Work instruction. Please give back every entry in full, word for word, but none of the pictures.

Start of Block

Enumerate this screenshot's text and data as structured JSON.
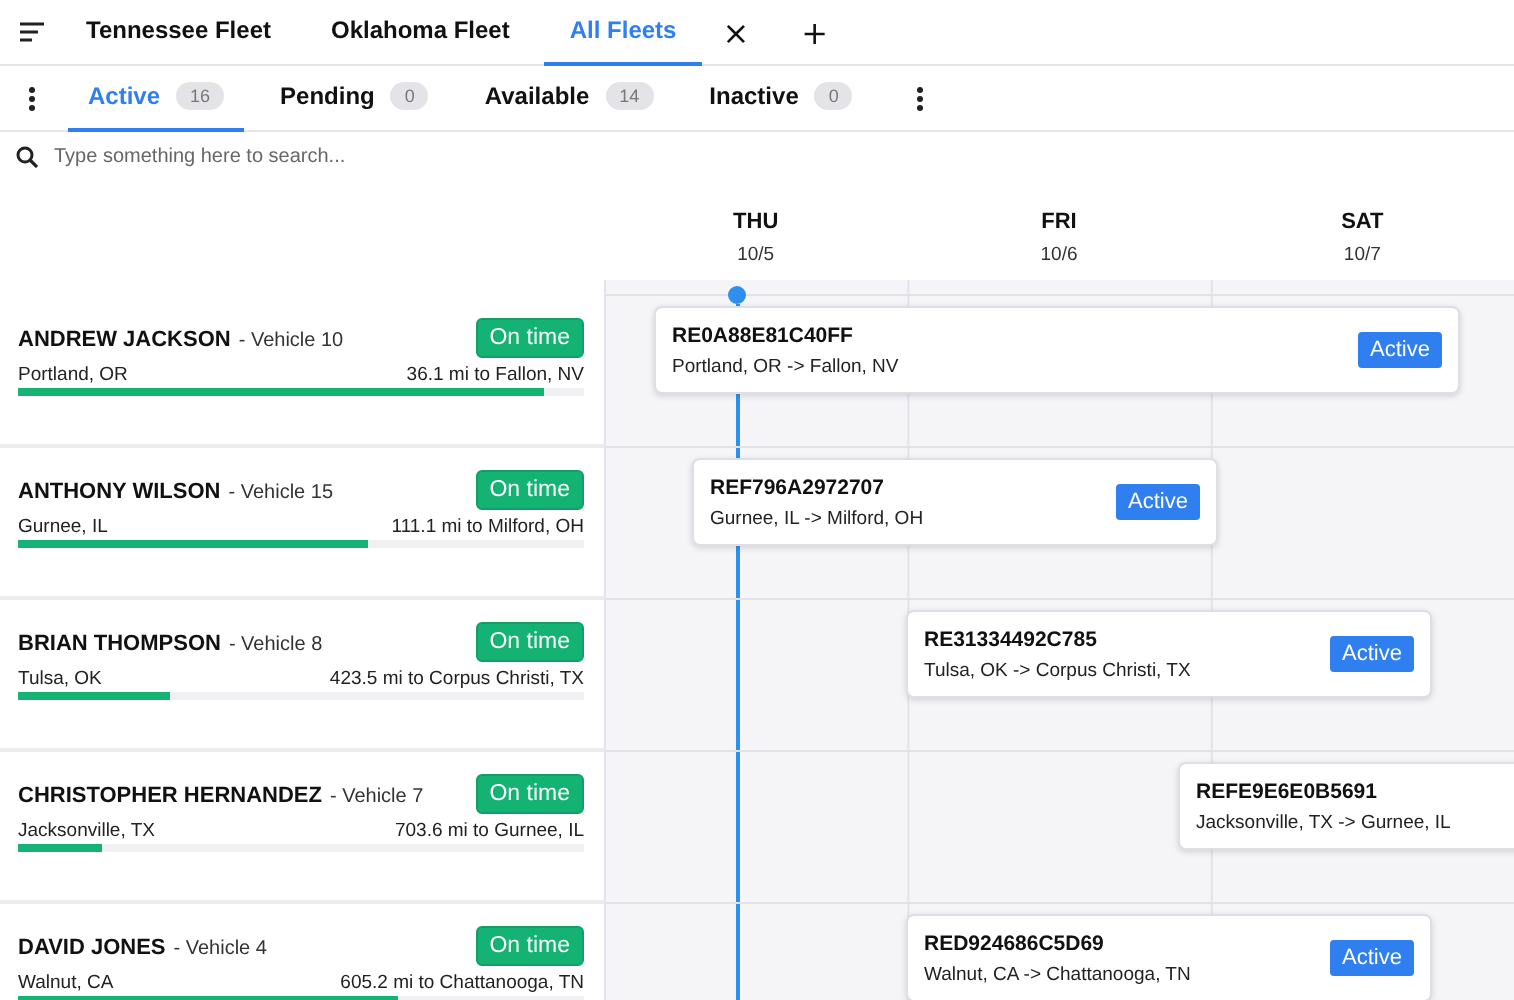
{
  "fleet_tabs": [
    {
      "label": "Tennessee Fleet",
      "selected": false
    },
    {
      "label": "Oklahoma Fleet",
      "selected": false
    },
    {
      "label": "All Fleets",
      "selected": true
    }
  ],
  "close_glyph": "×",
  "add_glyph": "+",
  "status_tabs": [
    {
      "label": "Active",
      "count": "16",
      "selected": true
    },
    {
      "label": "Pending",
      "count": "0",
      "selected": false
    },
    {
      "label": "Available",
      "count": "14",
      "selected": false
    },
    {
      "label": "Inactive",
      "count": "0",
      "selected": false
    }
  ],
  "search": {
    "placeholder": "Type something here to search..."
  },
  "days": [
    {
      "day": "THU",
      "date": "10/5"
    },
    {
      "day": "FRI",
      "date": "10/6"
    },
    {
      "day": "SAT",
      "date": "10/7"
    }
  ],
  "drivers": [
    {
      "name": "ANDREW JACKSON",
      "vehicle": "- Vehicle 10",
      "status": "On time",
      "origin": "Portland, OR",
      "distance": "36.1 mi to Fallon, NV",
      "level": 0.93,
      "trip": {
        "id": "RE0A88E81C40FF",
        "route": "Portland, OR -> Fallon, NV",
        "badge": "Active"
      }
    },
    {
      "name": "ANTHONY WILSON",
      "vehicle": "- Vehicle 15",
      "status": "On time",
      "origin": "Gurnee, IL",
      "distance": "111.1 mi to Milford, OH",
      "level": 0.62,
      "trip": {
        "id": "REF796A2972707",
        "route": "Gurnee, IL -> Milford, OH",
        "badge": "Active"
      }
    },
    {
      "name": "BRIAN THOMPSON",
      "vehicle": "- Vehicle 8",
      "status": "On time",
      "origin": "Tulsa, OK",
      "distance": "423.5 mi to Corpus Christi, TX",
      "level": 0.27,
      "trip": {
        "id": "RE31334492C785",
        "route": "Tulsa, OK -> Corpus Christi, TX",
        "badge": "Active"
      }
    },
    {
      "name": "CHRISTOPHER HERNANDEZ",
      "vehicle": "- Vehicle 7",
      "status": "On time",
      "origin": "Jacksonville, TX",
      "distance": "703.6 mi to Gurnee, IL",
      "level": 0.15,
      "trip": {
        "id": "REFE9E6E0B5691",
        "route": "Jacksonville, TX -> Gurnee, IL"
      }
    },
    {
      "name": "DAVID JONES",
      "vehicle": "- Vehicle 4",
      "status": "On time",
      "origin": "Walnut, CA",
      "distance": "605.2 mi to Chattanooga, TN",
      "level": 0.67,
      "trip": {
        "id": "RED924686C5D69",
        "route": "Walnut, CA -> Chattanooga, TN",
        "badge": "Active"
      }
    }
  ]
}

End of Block

Result of this task.
Enumerate this screenshot's text and data as structured JSON.
{
  "fleet_tabs": [
    {
      "label": "Tennessee Fleet",
      "selected": false
    },
    {
      "label": "Oklahoma Fleet",
      "selected": false
    },
    {
      "label": "All Fleets",
      "selected": true
    }
  ],
  "close_glyph": "×",
  "add_glyph": "+",
  "status_tabs": [
    {
      "label": "Active",
      "count": "16",
      "selected": true
    },
    {
      "label": "Pending",
      "count": "0",
      "selected": false
    },
    {
      "label": "Available",
      "count": "14",
      "selected": false
    },
    {
      "label": "Inactive",
      "count": "0",
      "selected": false
    }
  ],
  "search": {
    "placeholder": "Type something here to search..."
  },
  "days": [
    {
      "day": "THU",
      "date": "10/5"
    },
    {
      "day": "FRI",
      "date": "10/6"
    },
    {
      "day": "SAT",
      "date": "10/7"
    }
  ],
  "drivers": [
    {
      "name": "ANDREW JACKSON",
      "vehicle": "- Vehicle 10",
      "status": "On time",
      "origin": "Portland, OR",
      "distance": "36.1 mi to Fallon, NV",
      "level": 0.93,
      "trip": {
        "id": "RE0A88E81C40FF",
        "route": "Portland, OR -> Fallon, NV",
        "badge": "Active"
      }
    },
    {
      "name": "ANTHONY WILSON",
      "vehicle": "- Vehicle 15",
      "status": "On time",
      "origin": "Gurnee, IL",
      "distance": "111.1 mi to Milford, OH",
      "level": 0.62,
      "trip": {
        "id": "REF796A2972707",
        "route": "Gurnee, IL -> Milford, OH",
        "badge": "Active"
      }
    },
    {
      "name": "BRIAN THOMPSON",
      "vehicle": "- Vehicle 8",
      "status": "On time",
      "origin": "Tulsa, OK",
      "distance": "423.5 mi to Corpus Christi, TX",
      "level": 0.27,
      "trip": {
        "id": "RE31334492C785",
        "route": "Tulsa, OK -> Corpus Christi, TX",
        "badge": "Active"
      }
    },
    {
      "name": "CHRISTOPHER HERNANDEZ",
      "vehicle": "- Vehicle 7",
      "status": "On time",
      "origin": "Jacksonville, TX",
      "distance": "703.6 mi to Gurnee, IL",
      "level": 0.15,
      "trip": {
        "id": "REFE9E6E0B5691",
        "route": "Jacksonville, TX -> Gurnee, IL"
      }
    },
    {
      "name": "DAVID JONES",
      "vehicle": "- Vehicle 4",
      "status": "On time",
      "origin": "Walnut, CA",
      "distance": "605.2 mi to Chattanooga, TN",
      "level": 0.67,
      "trip": {
        "id": "RED924686C5D69",
        "route": "Walnut, CA -> Chattanooga, TN",
        "badge": "Active"
      }
    }
  ]
}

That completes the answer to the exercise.